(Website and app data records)
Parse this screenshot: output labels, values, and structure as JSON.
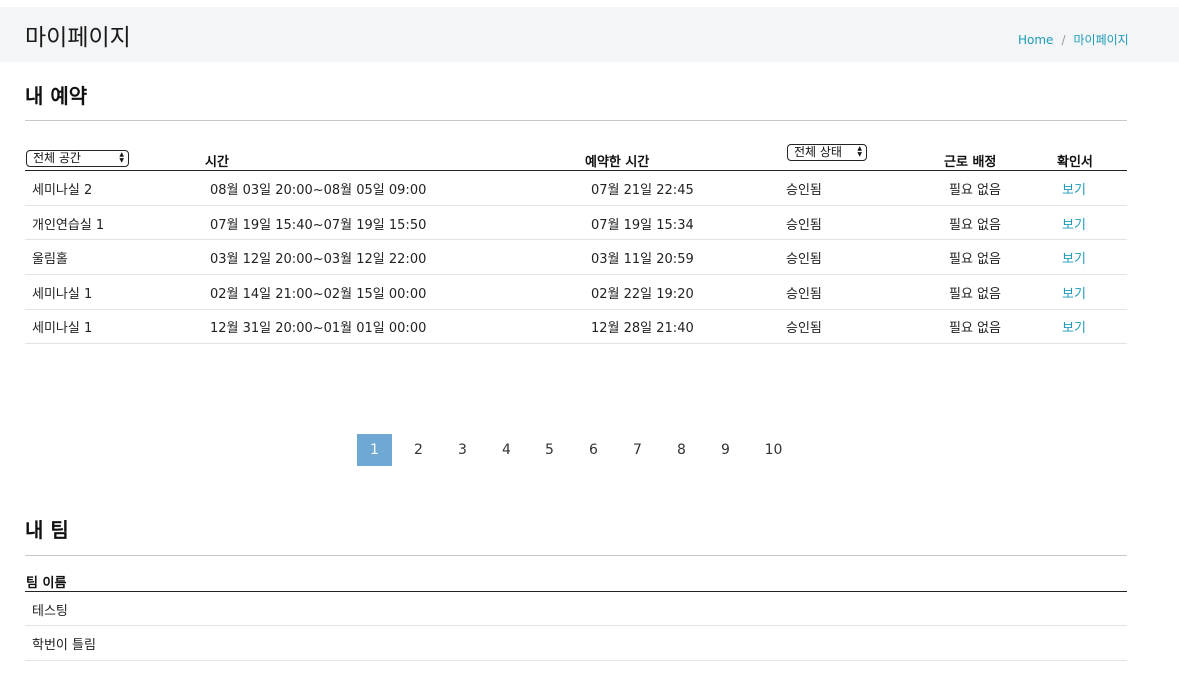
{
  "header": {
    "title": "마이페이지",
    "breadcrumb": {
      "home": "Home",
      "separator": "/",
      "current": "마이페이지"
    }
  },
  "reservations": {
    "title": "내 예약",
    "filters": {
      "space": "전체 공간",
      "status": "전체 상태"
    },
    "columns": {
      "time": "시간",
      "reserved_time": "예약한 시간",
      "work": "근로 배정",
      "confirm": "확인서"
    },
    "rows": [
      {
        "space": "세미나실 2",
        "time": "08월 03일 20:00~08월 05일 09:00",
        "reserved": "07월 21일 22:45",
        "status": "승인됨",
        "work": "필요 없음",
        "confirm": "보기"
      },
      {
        "space": "개인연습실 1",
        "time": "07월 19일 15:40~07월 19일 15:50",
        "reserved": "07월 19일 15:34",
        "status": "승인됨",
        "work": "필요 없음",
        "confirm": "보기"
      },
      {
        "space": "울림홀",
        "time": "03월 12일 20:00~03월 12일 22:00",
        "reserved": "03월 11일 20:59",
        "status": "승인됨",
        "work": "필요 없음",
        "confirm": "보기"
      },
      {
        "space": "세미나실 1",
        "time": "02월 14일 21:00~02월 15일 00:00",
        "reserved": "02월 22일 19:20",
        "status": "승인됨",
        "work": "필요 없음",
        "confirm": "보기"
      },
      {
        "space": "세미나실 1",
        "time": "12월 31일 20:00~01월 01일 00:00",
        "reserved": "12월 28일 21:40",
        "status": "승인됨",
        "work": "필요 없음",
        "confirm": "보기"
      }
    ]
  },
  "pagination": {
    "pages": [
      "1",
      "2",
      "3",
      "4",
      "5",
      "6",
      "7",
      "8",
      "9",
      "10"
    ],
    "active": "1",
    "active_color": "#6ea8d3"
  },
  "teams": {
    "title": "내 팀",
    "column": "팀 이름",
    "rows": [
      "테스팅",
      "학번이 틀림"
    ]
  }
}
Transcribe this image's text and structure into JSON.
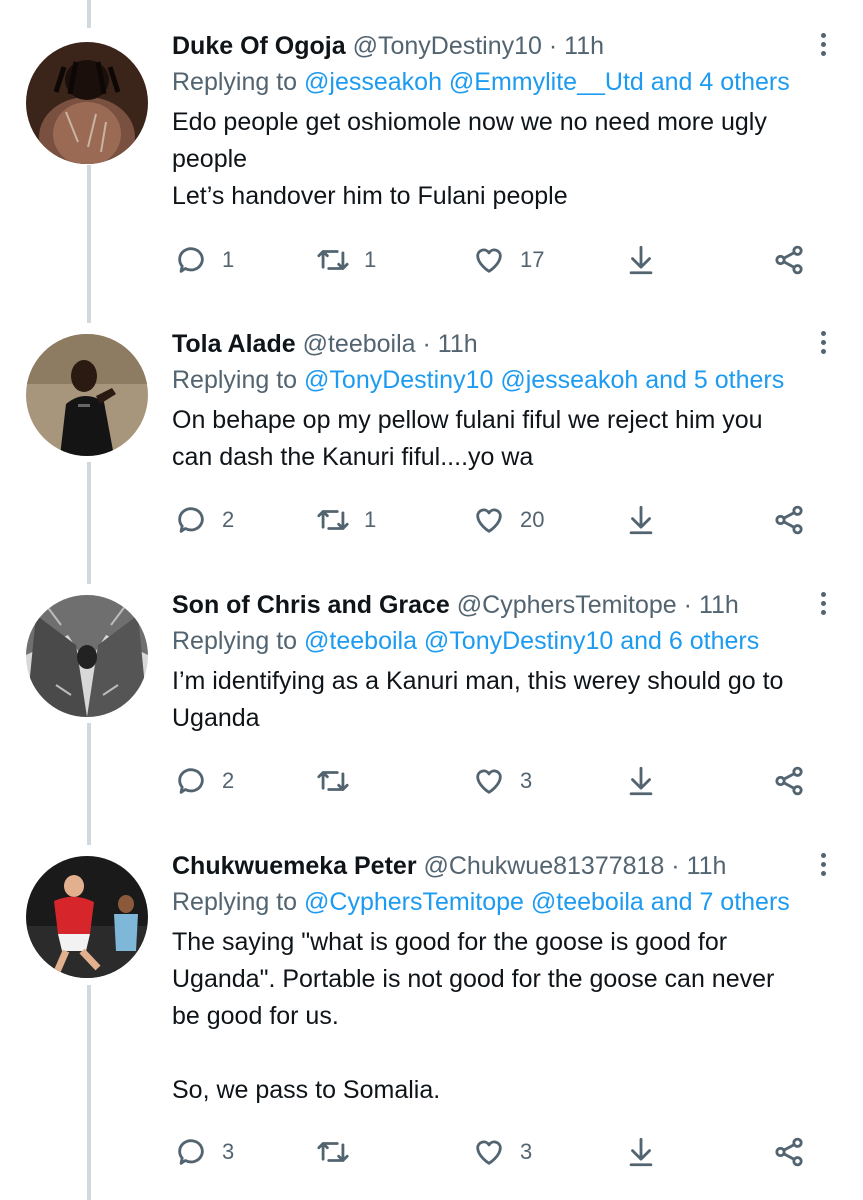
{
  "tweets": [
    {
      "name": "Duke Of Ogoja",
      "handle": "@TonyDestiny10",
      "time": "· 11h",
      "replying_prefix": "Replying to",
      "replying_mentions": "@jesseakoh @Emmylite__Utd and 4 others",
      "body": [
        "Edo people get oshiomole now we no need more ugly",
        "people",
        "Let’s handover him to Fulani people"
      ],
      "replies": "1",
      "retweets": "1",
      "likes": "17"
    },
    {
      "name": "Tola Alade",
      "handle": "@teeboila",
      "time": "· 11h",
      "replying_prefix": "Replying to",
      "replying_mentions": "@TonyDestiny10 @jesseakoh and 5 others",
      "body": [
        "On behape op my pellow fulani fiful we reject him you",
        "can dash the Kanuri fiful....yo wa"
      ],
      "replies": "2",
      "retweets": "1",
      "likes": "20"
    },
    {
      "name": "Son of Chris and Grace",
      "handle": "@CyphersTemitope",
      "time": "· 11h",
      "replying_prefix": "Replying to",
      "replying_mentions": "@teeboila @TonyDestiny10 and 6 others",
      "body": [
        "I’m identifying as a Kanuri man, this  werey should go to",
        "Uganda"
      ],
      "replies": "2",
      "retweets": "",
      "likes": "3"
    },
    {
      "name": "Chukwuemeka Peter",
      "handle": "@Chukwue81377818",
      "time": "· 11h",
      "replying_prefix": "Replying to",
      "replying_mentions": "@CyphersTemitope @teeboila and 7 others",
      "body": [
        "The saying \"what is good for the goose is good for",
        "Uganda\". Portable is not good for the goose can never",
        "be good for us.",
        "",
        "So, we pass to Somalia."
      ],
      "replies": "3",
      "retweets": "",
      "likes": "3"
    }
  ],
  "icons": {
    "reply": "reply-icon",
    "retweet": "retweet-icon",
    "like": "heart-icon",
    "save": "download-icon",
    "share": "share-icon",
    "more": "more-icon"
  },
  "colors": {
    "text": "#0f1419",
    "secondary": "#536471",
    "mention": "#1d9bf0",
    "thread_line": "#cfd9de"
  }
}
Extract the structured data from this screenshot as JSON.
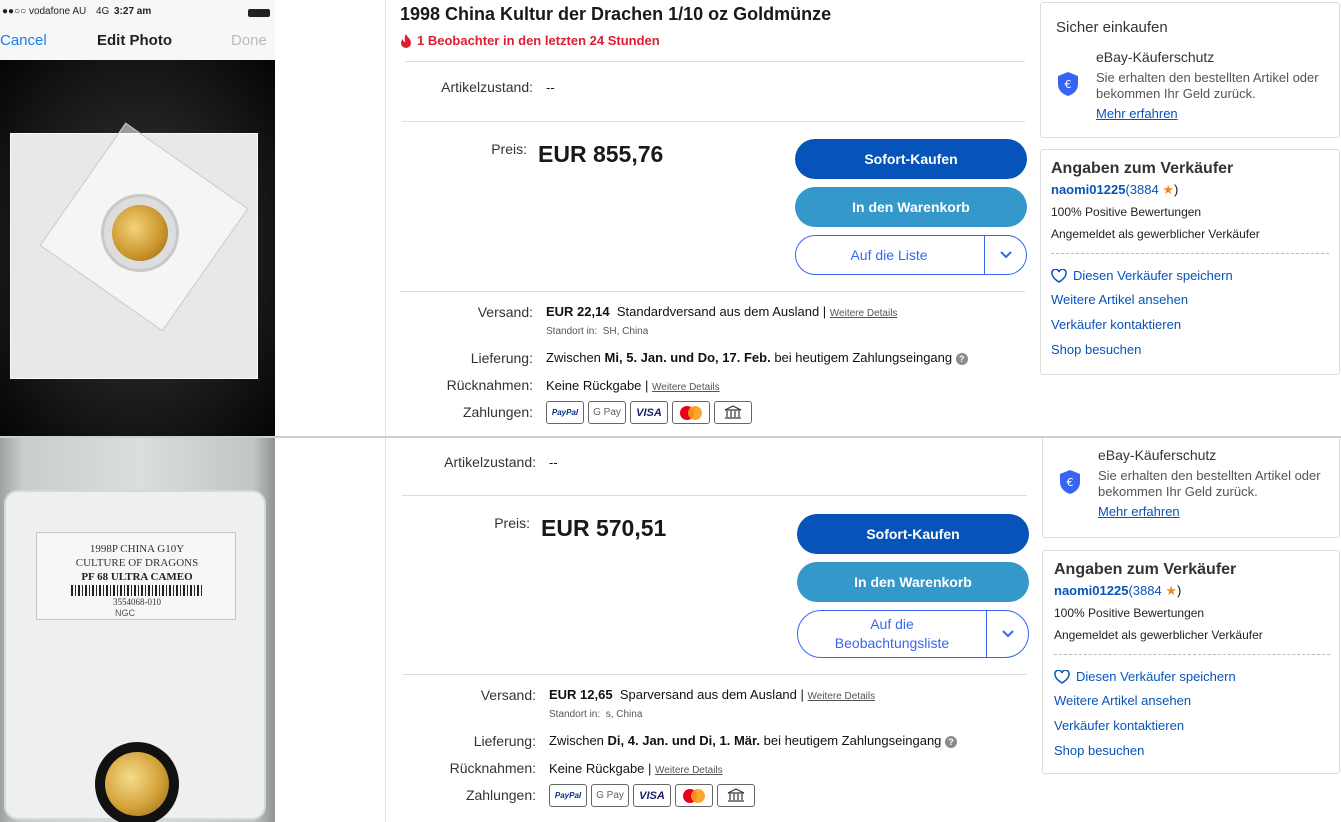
{
  "phone": {
    "carrier": "●●○○ vodafone AU",
    "network": "4G",
    "time": "3:27 am",
    "cancel": "Cancel",
    "title": "Edit Photo",
    "done": "Done"
  },
  "slab": {
    "line1": "1998P CHINA G10Y",
    "line2": "CULTURE OF DRAGONS",
    "line3": "PF 68 ULTRA CAMEO",
    "cert": "3554068-010",
    "brand": "NGC"
  },
  "listings": [
    {
      "title": "1998 China Kultur der Drachen 1/10 oz Goldmünze",
      "watchers": "1 Beobachter in den letzten 24 Stunden",
      "condition_label": "Artikelzustand:",
      "condition_value": "--",
      "price_label": "Preis:",
      "price": "EUR 855,76",
      "buy_label": "Sofort-Kaufen",
      "cart_label": "In den Warenkorb",
      "list_label": "Auf die Liste",
      "shipping_label": "Versand:",
      "shipping_cost": "EUR 22,14",
      "shipping_method": "Standardversand aus dem Ausland",
      "details_link": "Weitere Details",
      "location_label": "Standort in:",
      "location_value": "SH, China",
      "delivery_label": "Lieferung:",
      "delivery_pre": "Zwischen",
      "delivery_dates": "Mi, 5. Jan. und Do, 17. Feb.",
      "delivery_post": "bei heutigem Zahlungseingang",
      "returns_label": "Rücknahmen:",
      "returns_value": "Keine Rückgabe",
      "payments_label": "Zahlungen:"
    },
    {
      "condition_label": "Artikelzustand:",
      "condition_value": "--",
      "price_label": "Preis:",
      "price": "EUR 570,51",
      "buy_label": "Sofort-Kaufen",
      "cart_label": "In den Warenkorb",
      "list_label": "Auf die Beobachtungsliste",
      "shipping_label": "Versand:",
      "shipping_cost": "EUR 12,65",
      "shipping_method": "Sparversand aus dem Ausland",
      "details_link": "Weitere Details",
      "location_label": "Standort in:",
      "location_value": "s, China",
      "delivery_label": "Lieferung:",
      "delivery_pre": "Zwischen",
      "delivery_dates": "Di, 4. Jan. und Di, 1. Mär.",
      "delivery_post": "bei heutigem Zahlungseingang",
      "returns_label": "Rücknahmen:",
      "returns_value": "Keine Rückgabe",
      "payments_label": "Zahlungen:"
    }
  ],
  "payment_methods": [
    "PayPal",
    "G Pay",
    "VISA",
    "Mastercard",
    "Bank"
  ],
  "safe_buying": {
    "title": "Sicher einkaufen",
    "protection": "eBay-Käuferschutz",
    "desc": "Sie erhalten den bestellten Artikel oder bekommen Ihr Geld zurück.",
    "link": "Mehr erfahren"
  },
  "seller": {
    "heading": "Angaben zum Verkäufer",
    "name": "naomi01225",
    "score": "3884",
    "positive": "100% Positive Bewertungen",
    "registered": "Angemeldet als gewerblicher Verkäufer",
    "save": "Diesen Verkäufer speichern",
    "more_items": "Weitere Artikel ansehen",
    "contact": "Verkäufer kontaktieren",
    "shop": "Shop besuchen"
  },
  "colors": {
    "primary": "#0654ba",
    "secondary": "#3498ca",
    "alert": "#dd1e31",
    "star": "#f5861f"
  }
}
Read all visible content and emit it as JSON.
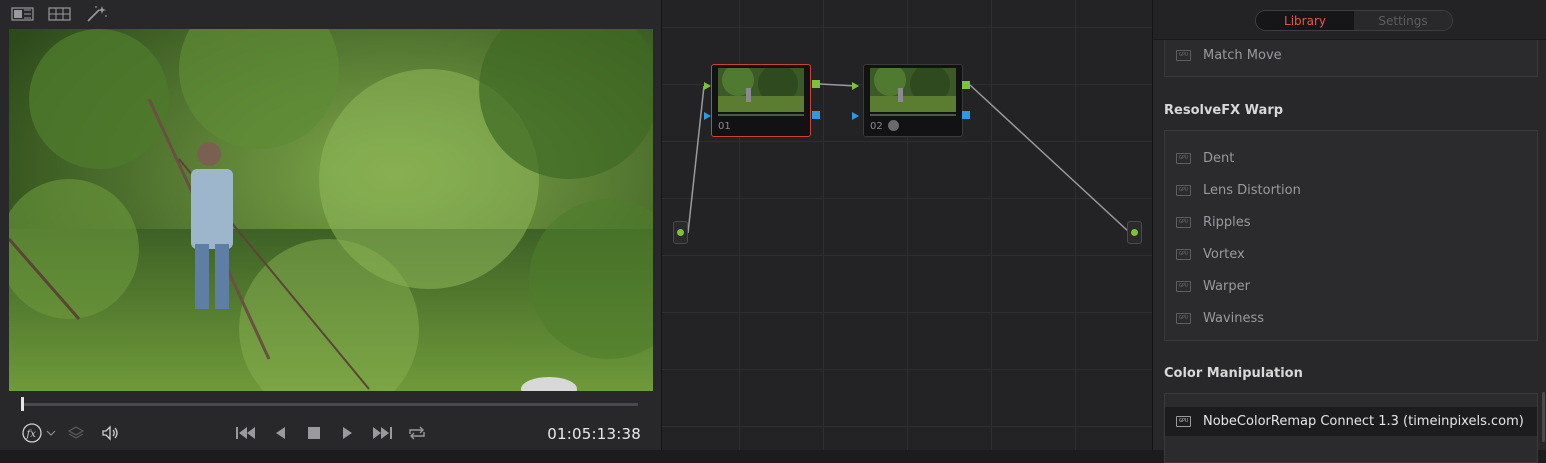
{
  "viewer": {
    "toolbar_icons": [
      "single-viewer-icon",
      "grid-viewer-icon",
      "magic-wand-icon"
    ],
    "timecode": "01:05:13:38",
    "playhead_position": 0.0,
    "transport_icons": [
      "fx-icon",
      "chevron-down-icon",
      "layers-icon",
      "speaker-icon",
      "skip-to-start-icon",
      "play-reverse-icon",
      "stop-icon",
      "play-icon",
      "skip-to-end-icon",
      "loop-icon"
    ]
  },
  "node_graph": {
    "nodes": [
      {
        "label": "01",
        "selected": true
      },
      {
        "label": "02",
        "selected": false
      }
    ]
  },
  "library": {
    "tabs": [
      {
        "label": "Library",
        "active": true
      },
      {
        "label": "Settings",
        "active": false
      }
    ],
    "top_items": [
      {
        "gpu": "GPU",
        "name": "Match Move"
      }
    ],
    "sections": [
      {
        "title": "ResolveFX Warp",
        "items": [
          {
            "gpu": "GPU",
            "name": "Dent"
          },
          {
            "gpu": "GPU",
            "name": "Lens Distortion"
          },
          {
            "gpu": "GPU",
            "name": "Ripples"
          },
          {
            "gpu": "GPU",
            "name": "Vortex"
          },
          {
            "gpu": "GPU",
            "name": "Warper"
          },
          {
            "gpu": "GPU",
            "name": "Waviness"
          }
        ]
      },
      {
        "title": "Color Manipulation",
        "items": [
          {
            "gpu": "GPU",
            "name": "NobeColorRemap Connect 1.3 (timeinpixels.com)"
          }
        ]
      }
    ]
  },
  "colors": {
    "accent_red": "#e05a4a",
    "node_selected_border": "#c6443a",
    "port_green": "#7cc23b",
    "port_blue": "#2d9ae0"
  }
}
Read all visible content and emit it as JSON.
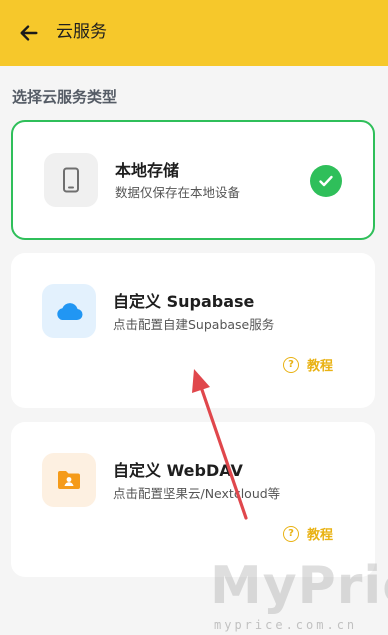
{
  "header": {
    "title": "云服务"
  },
  "section": {
    "title": "选择云服务类型"
  },
  "options": [
    {
      "title": "本地存储",
      "description": "数据仅保存在本地设备",
      "icon": "phone-icon",
      "selected": true
    },
    {
      "title": "自定义 Supabase",
      "description": "点击配置自建Supabase服务",
      "icon": "cloud-icon",
      "tutorial": "教程"
    },
    {
      "title": "自定义 WebDAV",
      "description": "点击配置坚果云/Nextcloud等",
      "icon": "folder-user-icon",
      "tutorial": "教程"
    }
  ],
  "watermark": {
    "brand": "MyPrice",
    "domain": "myprice.com.cn"
  },
  "colors": {
    "header": "#f6c82b",
    "selected": "#2fbf5a",
    "accent": "#e9b213",
    "annotation": "#e0474c"
  }
}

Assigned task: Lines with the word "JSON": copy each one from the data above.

Completed exercise:
Parse this screenshot: output labels, values, and structure as JSON.
Transcribe this image's text and structure into JSON.
Extract the structured data from this screenshot as JSON.
Read all visible content and emit it as JSON.
Read all visible content and emit it as JSON.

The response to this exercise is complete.